**Your task**. Exclude images, then output the remaining data verbatim.
[Data for the task — start]
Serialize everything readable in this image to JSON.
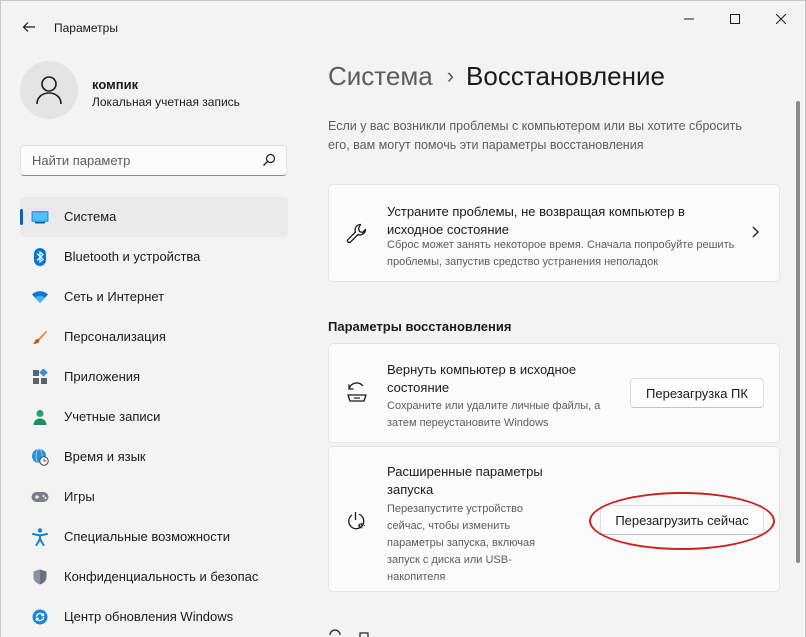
{
  "app": {
    "title": "Параметры",
    "back_icon": "arrow-left-icon"
  },
  "window_controls": {
    "minimize_icon": "minimize-icon",
    "maximize_icon": "maximize-icon",
    "close_icon": "close-icon"
  },
  "profile": {
    "name": "компик",
    "account_type": "Локальная учетная запись"
  },
  "search": {
    "placeholder": "Найти параметр",
    "value": ""
  },
  "sidebar": {
    "items": [
      {
        "label": "Система",
        "icon": "system-display-icon",
        "active": true
      },
      {
        "label": "Bluetooth и устройства",
        "icon": "bluetooth-icon",
        "active": false
      },
      {
        "label": "Сеть и Интернет",
        "icon": "wifi-icon",
        "active": false
      },
      {
        "label": "Персонализация",
        "icon": "brush-icon",
        "active": false
      },
      {
        "label": "Приложения",
        "icon": "apps-icon",
        "active": false
      },
      {
        "label": "Учетные записи",
        "icon": "person-icon",
        "active": false
      },
      {
        "label": "Время и язык",
        "icon": "globe-clock-icon",
        "active": false
      },
      {
        "label": "Игры",
        "icon": "gamepad-icon",
        "active": false
      },
      {
        "label": "Специальные возможности",
        "icon": "accessibility-icon",
        "active": false
      },
      {
        "label": "Конфиденциальность и безопас",
        "icon": "shield-icon",
        "active": false
      },
      {
        "label": "Центр обновления Windows",
        "icon": "update-icon",
        "active": false
      }
    ]
  },
  "breadcrumb": {
    "parent": "Система",
    "separator": "›",
    "current": "Восстановление"
  },
  "intro": {
    "text": "Если у вас возникли проблемы с компьютером или вы хотите сбросить его, вам могут помочь эти параметры восстановления"
  },
  "troubleshoot_card": {
    "icon": "wrench-icon",
    "title": "Устраните проблемы, не возвращая компьютер в исходное состояние",
    "description": "Сброс может занять некоторое время. Сначала попробуйте решить проблемы, запустив средство устранения неполадок",
    "chevron_icon": "chevron-right-icon"
  },
  "recovery_section": {
    "title": "Параметры восстановления",
    "reset_card": {
      "icon": "reset-pc-icon",
      "title": "Вернуть компьютер в исходное состояние",
      "description": "Сохраните или удалите личные файлы, а затем переустановите Windows",
      "button": "Перезагрузка ПК"
    },
    "advanced_card": {
      "icon": "restart-power-icon",
      "title": "Расширенные параметры запуска",
      "description": "Перезапустите устройство сейчас, чтобы изменить параметры запуска, включая запуск с диска или USB-накопителя",
      "button": "Перезагрузить сейчас"
    }
  },
  "colors": {
    "accent": "#0067c0",
    "annotation": "#cc1f1f",
    "background": "#f3f3f3",
    "card": "#fbfbfb"
  }
}
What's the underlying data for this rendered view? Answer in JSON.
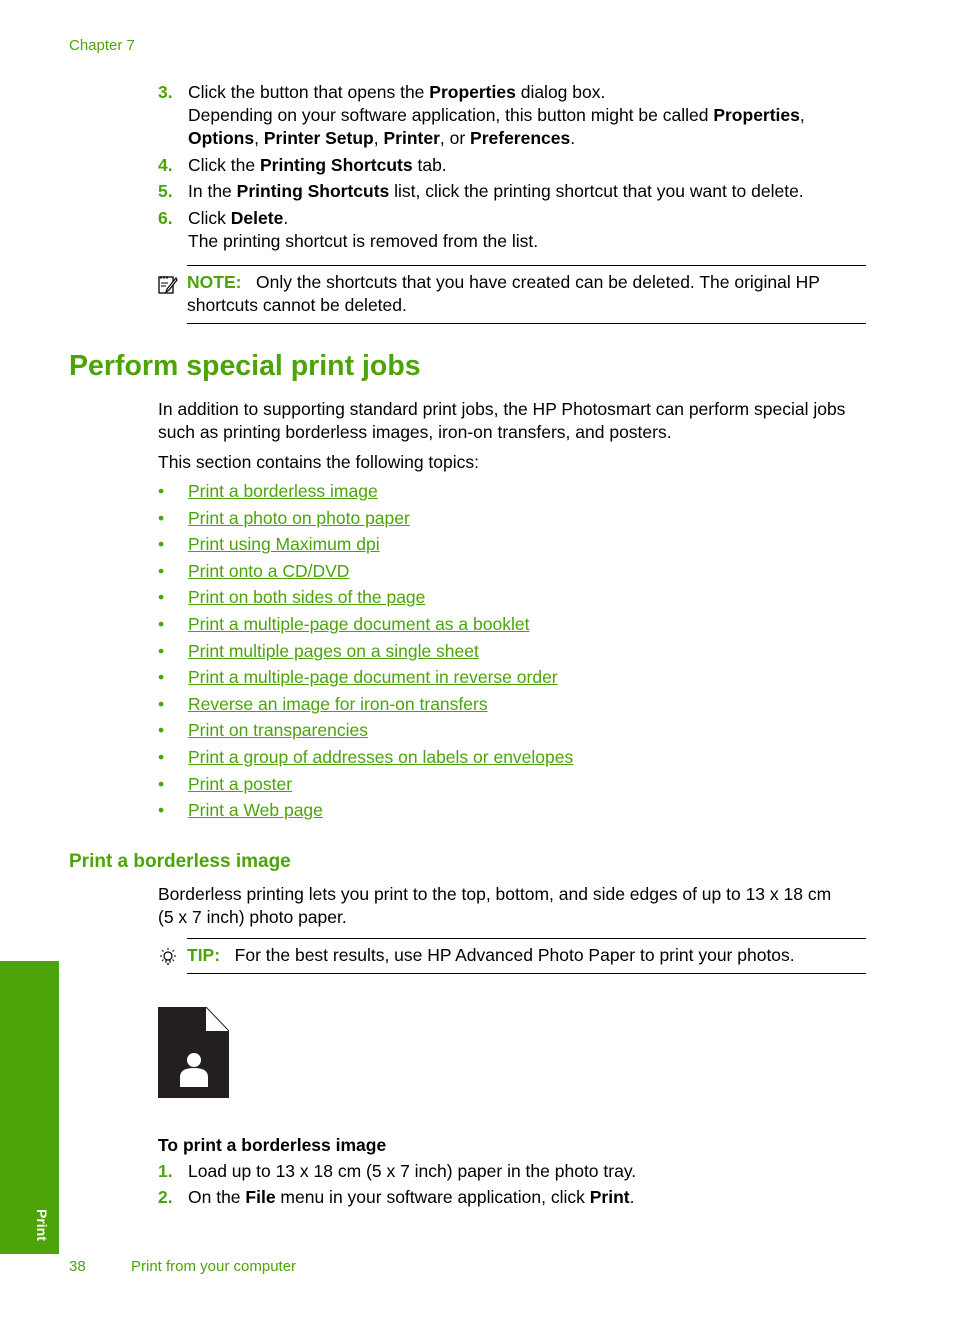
{
  "header": {
    "chapter": "Chapter 7"
  },
  "steps_top": [
    {
      "num": "3.",
      "parts": [
        "Click the button that opens the ",
        "Properties",
        " dialog box."
      ],
      "extra": [
        "Depending on your software application, this button might be called ",
        "Properties",
        ",",
        "Options",
        ", ",
        "Printer Setup",
        ", ",
        "Printer",
        ", or ",
        "Preferences",
        "."
      ]
    },
    {
      "num": "4.",
      "parts": [
        "Click the ",
        "Printing Shortcuts",
        " tab."
      ]
    },
    {
      "num": "5.",
      "parts": [
        "In the ",
        "Printing Shortcuts",
        " list, click the printing shortcut that you want to delete."
      ]
    },
    {
      "num": "6.",
      "parts": [
        "Click ",
        "Delete",
        "."
      ],
      "extra_plain": "The printing shortcut is removed from the list."
    }
  ],
  "note": {
    "icon": "note-pencil-icon",
    "label": "NOTE:",
    "text_line1": "Only the shortcuts that you have created can be deleted. The original HP",
    "text_line2": "shortcuts cannot be deleted."
  },
  "section": {
    "title": "Perform special print jobs",
    "intro_line1": "In addition to supporting standard print jobs, the HP Photosmart can perform special jobs",
    "intro_line2": "such as printing borderless images, iron-on transfers, and posters.",
    "topics_intro": "This section contains the following topics:",
    "bullet": "•",
    "topics": [
      "Print a borderless image",
      "Print a photo on photo paper",
      "Print using Maximum dpi",
      "Print onto a CD/DVD",
      "Print on both sides of the page",
      "Print a multiple-page document as a booklet",
      "Print multiple pages on a single sheet",
      "Print a multiple-page document in reverse order",
      "Reverse an image for iron-on transfers",
      "Print on transparencies",
      "Print a group of addresses on labels or envelopes",
      "Print a poster",
      "Print a Web page"
    ]
  },
  "subsection": {
    "title": "Print a borderless image",
    "desc_line1": "Borderless printing lets you print to the top, bottom, and side edges of up to 13 x 18 cm",
    "desc_line2": "(5 x 7 inch) photo paper.",
    "tip": {
      "icon": "lightbulb-icon",
      "label": "TIP:",
      "text": "For the best results, use HP Advanced Photo Paper to print your photos."
    },
    "image_icon": "borderless-photo-icon",
    "procedure_title": "To print a borderless image",
    "steps": [
      {
        "num": "1.",
        "parts": [
          "Load up to 13 x 18 cm (5 x 7 inch) paper in the photo tray."
        ]
      },
      {
        "num": "2.",
        "parts": [
          "On the ",
          "File",
          " menu in your software application, click ",
          "Print",
          "."
        ]
      }
    ]
  },
  "side_tab": {
    "label": "Print"
  },
  "footer": {
    "page_number": "38",
    "section_title": "Print from your computer"
  }
}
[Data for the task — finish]
**Finished exercise**.
Serialize everything readable in this image to JSON.
{
  "app": {
    "title": "Параметры",
    "back_icon": "arrow-left-icon"
  },
  "window_controls": {
    "minimize_icon": "minimize-icon",
    "maximize_icon": "maximize-icon",
    "close_icon": "close-icon"
  },
  "profile": {
    "name": "компик",
    "account_type": "Локальная учетная запись"
  },
  "search": {
    "placeholder": "Найти параметр",
    "value": ""
  },
  "sidebar": {
    "items": [
      {
        "label": "Система",
        "icon": "system-display-icon",
        "active": true
      },
      {
        "label": "Bluetooth и устройства",
        "icon": "bluetooth-icon",
        "active": false
      },
      {
        "label": "Сеть и Интернет",
        "icon": "wifi-icon",
        "active": false
      },
      {
        "label": "Персонализация",
        "icon": "brush-icon",
        "active": false
      },
      {
        "label": "Приложения",
        "icon": "apps-icon",
        "active": false
      },
      {
        "label": "Учетные записи",
        "icon": "person-icon",
        "active": false
      },
      {
        "label": "Время и язык",
        "icon": "globe-clock-icon",
        "active": false
      },
      {
        "label": "Игры",
        "icon": "gamepad-icon",
        "active": false
      },
      {
        "label": "Специальные возможности",
        "icon": "accessibility-icon",
        "active": false
      },
      {
        "label": "Конфиденциальность и безопас",
        "icon": "shield-icon",
        "active": false
      },
      {
        "label": "Центр обновления Windows",
        "icon": "update-icon",
        "active": false
      }
    ]
  },
  "breadcrumb": {
    "parent": "Система",
    "separator": "›",
    "current": "Восстановление"
  },
  "intro": {
    "text": "Если у вас возникли проблемы с компьютером или вы хотите сбросить его, вам могут помочь эти параметры восстановления"
  },
  "troubleshoot_card": {
    "icon": "wrench-icon",
    "title": "Устраните проблемы, не возвращая компьютер в исходное состояние",
    "description": "Сброс может занять некоторое время. Сначала попробуйте решить проблемы, запустив средство устранения неполадок",
    "chevron_icon": "chevron-right-icon"
  },
  "recovery_section": {
    "title": "Параметры восстановления",
    "reset_card": {
      "icon": "reset-pc-icon",
      "title": "Вернуть компьютер в исходное состояние",
      "description": "Сохраните или удалите личные файлы, а затем переустановите Windows",
      "button": "Перезагрузка ПК"
    },
    "advanced_card": {
      "icon": "restart-power-icon",
      "title": "Расширенные параметры запуска",
      "description": "Перезапустите устройство сейчас, чтобы изменить параметры запуска, включая запуск с диска или USB-накопителя",
      "button": "Перезагрузить сейчас"
    }
  },
  "colors": {
    "accent": "#0067c0",
    "annotation": "#cc1f1f",
    "background": "#f3f3f3",
    "card": "#fbfbfb"
  }
}
What's the underlying data for this rendered view? Answer in JSON.
{
  "header": {
    "chapter": "Chapter 7"
  },
  "steps_top": [
    {
      "num": "3.",
      "parts": [
        "Click the button that opens the ",
        "Properties",
        " dialog box."
      ],
      "extra": [
        "Depending on your software application, this button might be called ",
        "Properties",
        ",",
        "Options",
        ", ",
        "Printer Setup",
        ", ",
        "Printer",
        ", or ",
        "Preferences",
        "."
      ]
    },
    {
      "num": "4.",
      "parts": [
        "Click the ",
        "Printing Shortcuts",
        " tab."
      ]
    },
    {
      "num": "5.",
      "parts": [
        "In the ",
        "Printing Shortcuts",
        " list, click the printing shortcut that you want to delete."
      ]
    },
    {
      "num": "6.",
      "parts": [
        "Click ",
        "Delete",
        "."
      ],
      "extra_plain": "The printing shortcut is removed from the list."
    }
  ],
  "note": {
    "icon": "note-pencil-icon",
    "label": "NOTE:",
    "text_line1": "Only the shortcuts that you have created can be deleted. The original HP",
    "text_line2": "shortcuts cannot be deleted."
  },
  "section": {
    "title": "Perform special print jobs",
    "intro_line1": "In addition to supporting standard print jobs, the HP Photosmart can perform special jobs",
    "intro_line2": "such as printing borderless images, iron-on transfers, and posters.",
    "topics_intro": "This section contains the following topics:",
    "bullet": "•",
    "topics": [
      "Print a borderless image",
      "Print a photo on photo paper",
      "Print using Maximum dpi",
      "Print onto a CD/DVD",
      "Print on both sides of the page",
      "Print a multiple-page document as a booklet",
      "Print multiple pages on a single sheet",
      "Print a multiple-page document in reverse order",
      "Reverse an image for iron-on transfers",
      "Print on transparencies",
      "Print a group of addresses on labels or envelopes",
      "Print a poster",
      "Print a Web page"
    ]
  },
  "subsection": {
    "title": "Print a borderless image",
    "desc_line1": "Borderless printing lets you print to the top, bottom, and side edges of up to 13 x 18 cm",
    "desc_line2": "(5 x 7 inch) photo paper.",
    "tip": {
      "icon": "lightbulb-icon",
      "label": "TIP:",
      "text": "For the best results, use HP Advanced Photo Paper to print your photos."
    },
    "image_icon": "borderless-photo-icon",
    "procedure_title": "To print a borderless image",
    "steps": [
      {
        "num": "1.",
        "parts": [
          "Load up to 13 x 18 cm (5 x 7 inch) paper in the photo tray."
        ]
      },
      {
        "num": "2.",
        "parts": [
          "On the ",
          "File",
          " menu in your software application, click ",
          "Print",
          "."
        ]
      }
    ]
  },
  "side_tab": {
    "label": "Print"
  },
  "footer": {
    "page_number": "38",
    "section_title": "Print from your computer"
  }
}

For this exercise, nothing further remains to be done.